#### WHAT THE EXERCISE ASKS
Pictures stay out; everything else in the listing below is to be restated word for word.

#### INPUT RECORDS

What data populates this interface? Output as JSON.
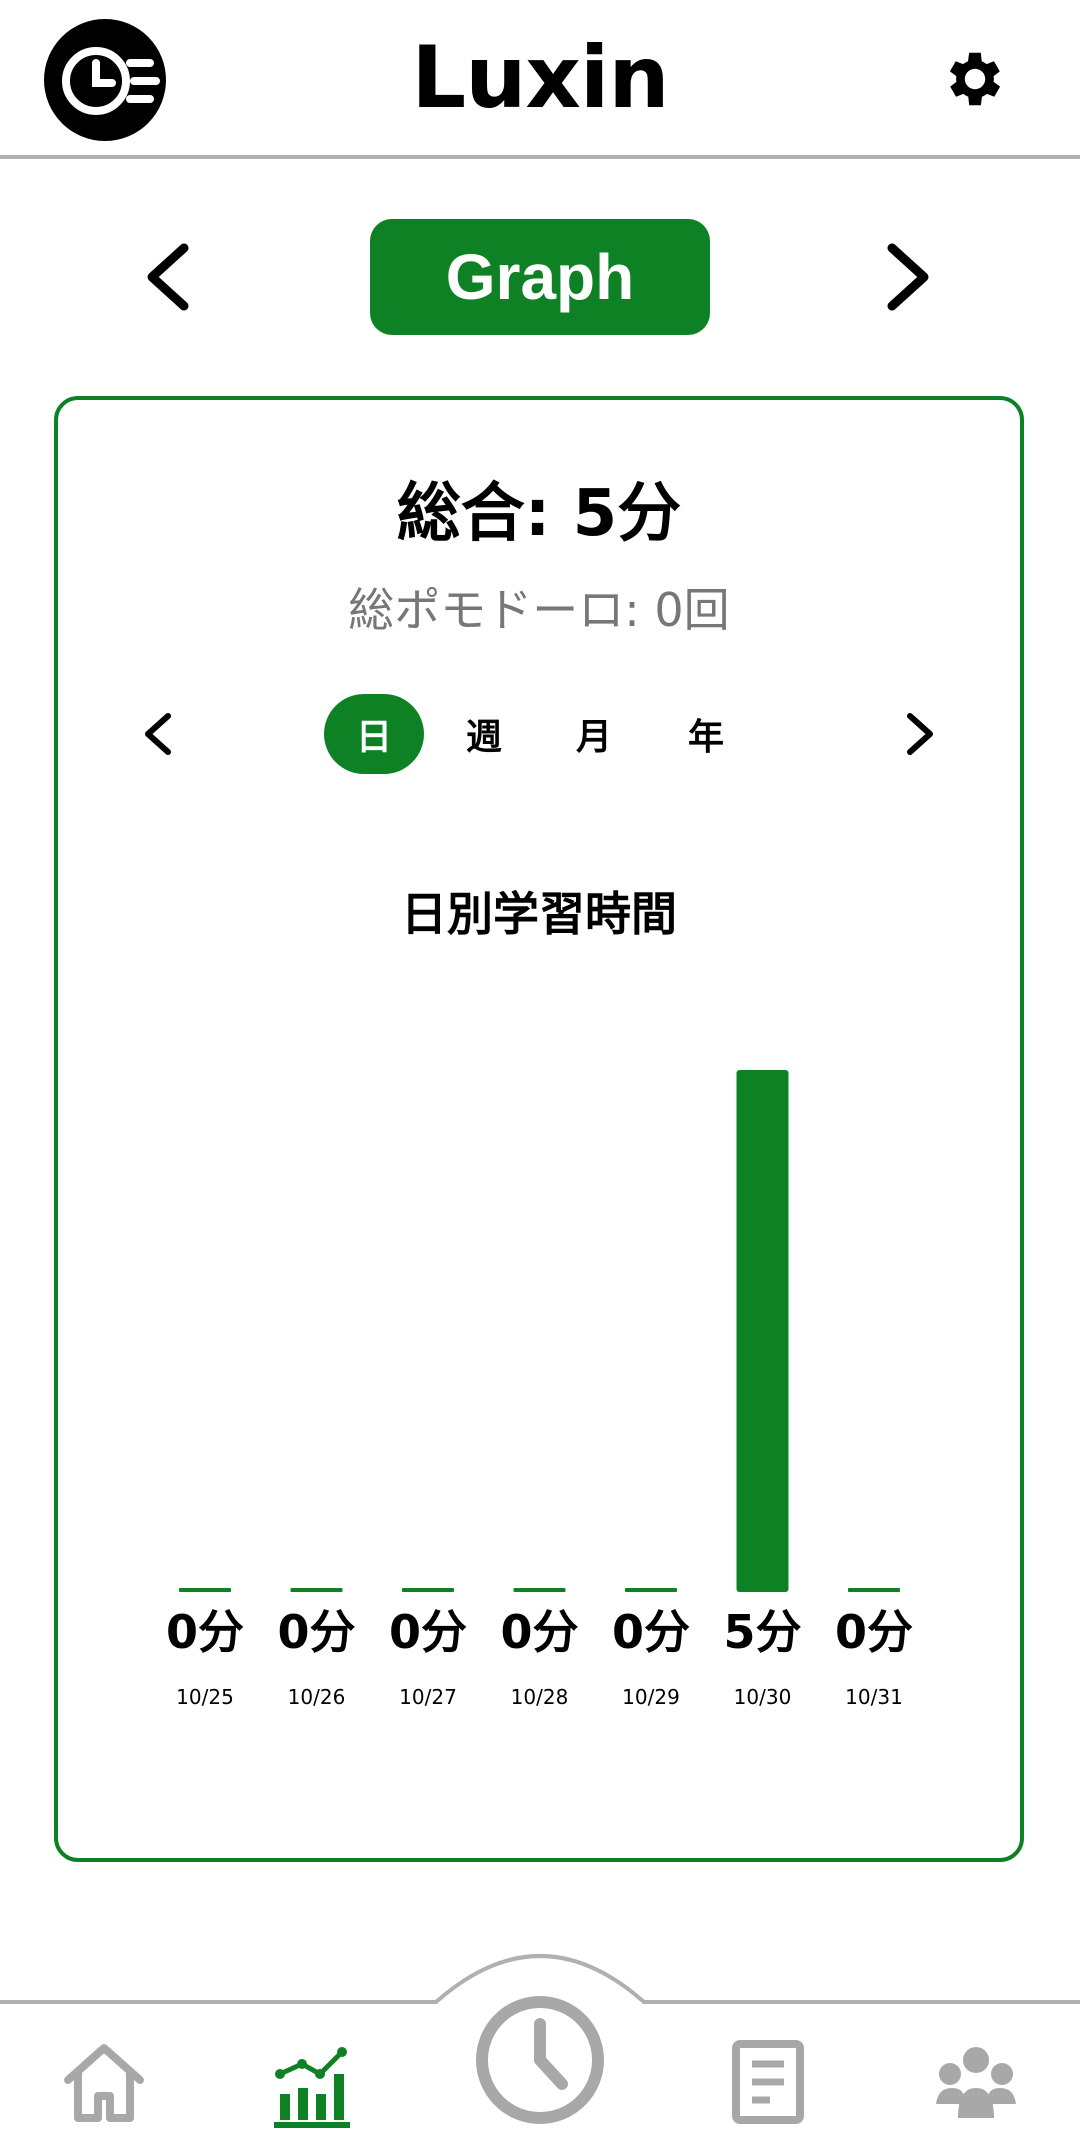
{
  "header": {
    "title": "Luxin",
    "logo_icon": "clock-speed-logo-icon",
    "settings_icon": "gear-icon"
  },
  "page_switcher": {
    "label": "Graph",
    "prev_icon": "chevron-left-icon",
    "next_icon": "chevron-right-icon"
  },
  "summary": {
    "total": "総合: 5分",
    "pomodoro": "総ポモドーロ: 0回"
  },
  "period_tabs": [
    {
      "label": "日",
      "active": true
    },
    {
      "label": "週",
      "active": false
    },
    {
      "label": "月",
      "active": false
    },
    {
      "label": "年",
      "active": false
    }
  ],
  "chart_data": {
    "type": "bar",
    "title": "日別学習時間",
    "categories": [
      "10/25",
      "10/26",
      "10/27",
      "10/28",
      "10/29",
      "10/30",
      "10/31"
    ],
    "values": [
      0,
      0,
      0,
      0,
      0,
      5,
      0
    ],
    "value_labels": [
      "0分",
      "0分",
      "0分",
      "0分",
      "0分",
      "5分",
      "0分"
    ],
    "ylim": [
      0,
      5
    ],
    "bar_color": "#0f8125",
    "grid": false,
    "legend": "none"
  },
  "bottom_nav": {
    "items": [
      {
        "name": "home-icon",
        "active": false
      },
      {
        "name": "stats-chart-icon",
        "active": true
      },
      {
        "name": "timer-clock-icon",
        "active": false
      },
      {
        "name": "notes-icon",
        "active": false
      },
      {
        "name": "group-icon",
        "active": false
      }
    ]
  },
  "colors": {
    "accent": "#0f8125",
    "inactive": "#a8a8a8",
    "divider": "#b0b0b0"
  }
}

#### EXERCISE SOLUTION
What data populates this interface? Output as JSON.
{
  "header": {
    "title": "Luxin",
    "logo_icon": "clock-speed-logo-icon",
    "settings_icon": "gear-icon"
  },
  "page_switcher": {
    "label": "Graph",
    "prev_icon": "chevron-left-icon",
    "next_icon": "chevron-right-icon"
  },
  "summary": {
    "total": "総合: 5分",
    "pomodoro": "総ポモドーロ: 0回"
  },
  "period_tabs": [
    {
      "label": "日",
      "active": true
    },
    {
      "label": "週",
      "active": false
    },
    {
      "label": "月",
      "active": false
    },
    {
      "label": "年",
      "active": false
    }
  ],
  "chart_data": {
    "type": "bar",
    "title": "日別学習時間",
    "categories": [
      "10/25",
      "10/26",
      "10/27",
      "10/28",
      "10/29",
      "10/30",
      "10/31"
    ],
    "values": [
      0,
      0,
      0,
      0,
      0,
      5,
      0
    ],
    "value_labels": [
      "0分",
      "0分",
      "0分",
      "0分",
      "0分",
      "5分",
      "0分"
    ],
    "ylim": [
      0,
      5
    ],
    "bar_color": "#0f8125",
    "grid": false,
    "legend": "none"
  },
  "bottom_nav": {
    "items": [
      {
        "name": "home-icon",
        "active": false
      },
      {
        "name": "stats-chart-icon",
        "active": true
      },
      {
        "name": "timer-clock-icon",
        "active": false
      },
      {
        "name": "notes-icon",
        "active": false
      },
      {
        "name": "group-icon",
        "active": false
      }
    ]
  },
  "colors": {
    "accent": "#0f8125",
    "inactive": "#a8a8a8",
    "divider": "#b0b0b0"
  }
}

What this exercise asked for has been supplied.